++++ Exercise input ++++

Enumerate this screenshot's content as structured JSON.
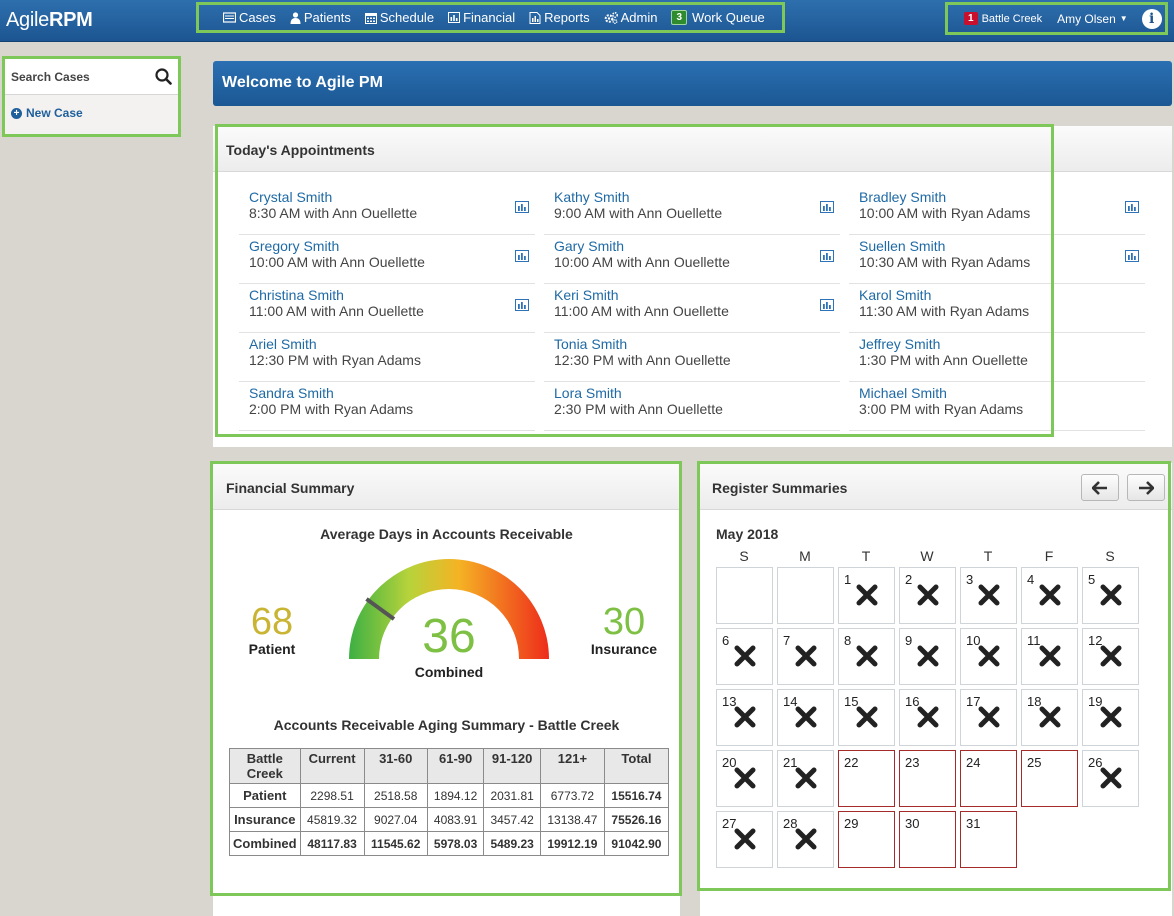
{
  "app": {
    "logo_light": "Agile",
    "logo_bold": "RPM"
  },
  "nav": [
    {
      "label": "Cases",
      "icon": "cases-icon"
    },
    {
      "label": "Patients",
      "icon": "patients-icon"
    },
    {
      "label": "Schedule",
      "icon": "calendar-icon"
    },
    {
      "label": "Financial",
      "icon": "bar-chart-icon"
    },
    {
      "label": "Reports",
      "icon": "reports-icon"
    },
    {
      "label": "Admin",
      "icon": "gears-icon"
    },
    {
      "label": "Work Queue",
      "icon": "work-queue-badge",
      "badge": "3"
    }
  ],
  "user": {
    "location_badge": "1",
    "location": "Battle Creek",
    "name": "Amy Olsen"
  },
  "sidebar": {
    "search_label": "Search Cases",
    "new_case": "New Case"
  },
  "welcome": "Welcome to Agile PM",
  "appointments": {
    "title": "Today's Appointments",
    "columns": [
      [
        {
          "name": "Crystal Smith",
          "time": "8:30 AM with Ann Ouellette",
          "chart": true
        },
        {
          "name": "Gregory Smith",
          "time": "10:00 AM with Ann Ouellette",
          "chart": true
        },
        {
          "name": "Christina Smith",
          "time": "11:00 AM with Ann Ouellette",
          "chart": true
        },
        {
          "name": "Ariel Smith",
          "time": "12:30 PM with Ryan Adams",
          "chart": false
        },
        {
          "name": "Sandra Smith",
          "time": "2:00 PM with Ryan Adams",
          "chart": false
        }
      ],
      [
        {
          "name": "Kathy Smith",
          "time": "9:00 AM with Ann Ouellette",
          "chart": true
        },
        {
          "name": "Gary Smith",
          "time": "10:00 AM with Ann Ouellette",
          "chart": true
        },
        {
          "name": "Keri Smith",
          "time": "11:00 AM with Ann Ouellette",
          "chart": true
        },
        {
          "name": "Tonia Smith",
          "time": "12:30 PM with Ann Ouellette",
          "chart": false
        },
        {
          "name": "Lora Smith",
          "time": "2:30 PM with Ann Ouellette",
          "chart": false
        }
      ],
      [
        {
          "name": "Bradley Smith",
          "time": "10:00 AM with Ryan Adams",
          "chart": true
        },
        {
          "name": "Suellen Smith",
          "time": "10:30 AM with Ryan Adams",
          "chart": true
        },
        {
          "name": "Karol Smith",
          "time": "11:30 AM with Ryan Adams",
          "chart": false
        },
        {
          "name": "Jeffrey Smith",
          "time": "1:30 PM with Ann Ouellette",
          "chart": false
        },
        {
          "name": "Michael Smith",
          "time": "3:00 PM with Ryan Adams",
          "chart": false
        }
      ]
    ]
  },
  "financial": {
    "title": "Financial Summary",
    "gauge_title": "Average Days in Accounts Receivable",
    "patient_value": "68",
    "patient_label": "Patient",
    "combined_value": "36",
    "combined_label": "Combined",
    "insurance_value": "30",
    "insurance_label": "Insurance",
    "gauge_fraction": 0.2,
    "colors": {
      "patient": "#c9b533",
      "combined": "#7dc043",
      "insurance": "#7dc043"
    },
    "aging_title": "Accounts Receivable Aging Summary - Battle Creek",
    "aging_headers": [
      "Battle Creek",
      "Current",
      "31-60",
      "61-90",
      "91-120",
      "121+",
      "Total"
    ],
    "aging_rows": [
      [
        "Patient",
        "2298.51",
        "2518.58",
        "1894.12",
        "2031.81",
        "6773.72",
        "15516.74"
      ],
      [
        "Insurance",
        "45819.32",
        "9027.04",
        "4083.91",
        "3457.42",
        "13138.47",
        "75526.16"
      ],
      [
        "Combined",
        "48117.83",
        "11545.62",
        "5978.03",
        "5489.23",
        "19912.19",
        "91042.90"
      ]
    ]
  },
  "register": {
    "title": "Register Summaries",
    "month": "May 2018",
    "weekdays": [
      "S",
      "M",
      "T",
      "W",
      "T",
      "F",
      "S"
    ],
    "first_weekday": 2,
    "days_in_month": 31,
    "last_completed_day": 21,
    "extra_completed_days": [
      26,
      27,
      28
    ]
  }
}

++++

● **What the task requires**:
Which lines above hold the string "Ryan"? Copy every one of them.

● **Output for this task**:
          "time": "12:30 PM with Ryan Adams",
          "time": "2:00 PM with Ryan Adams",
          "time": "10:00 AM with Ryan Adams",
          "time": "10:30 AM with Ryan Adams",
          "time": "11:30 AM with Ryan Adams",
          "time": "3:00 PM with Ryan Adams",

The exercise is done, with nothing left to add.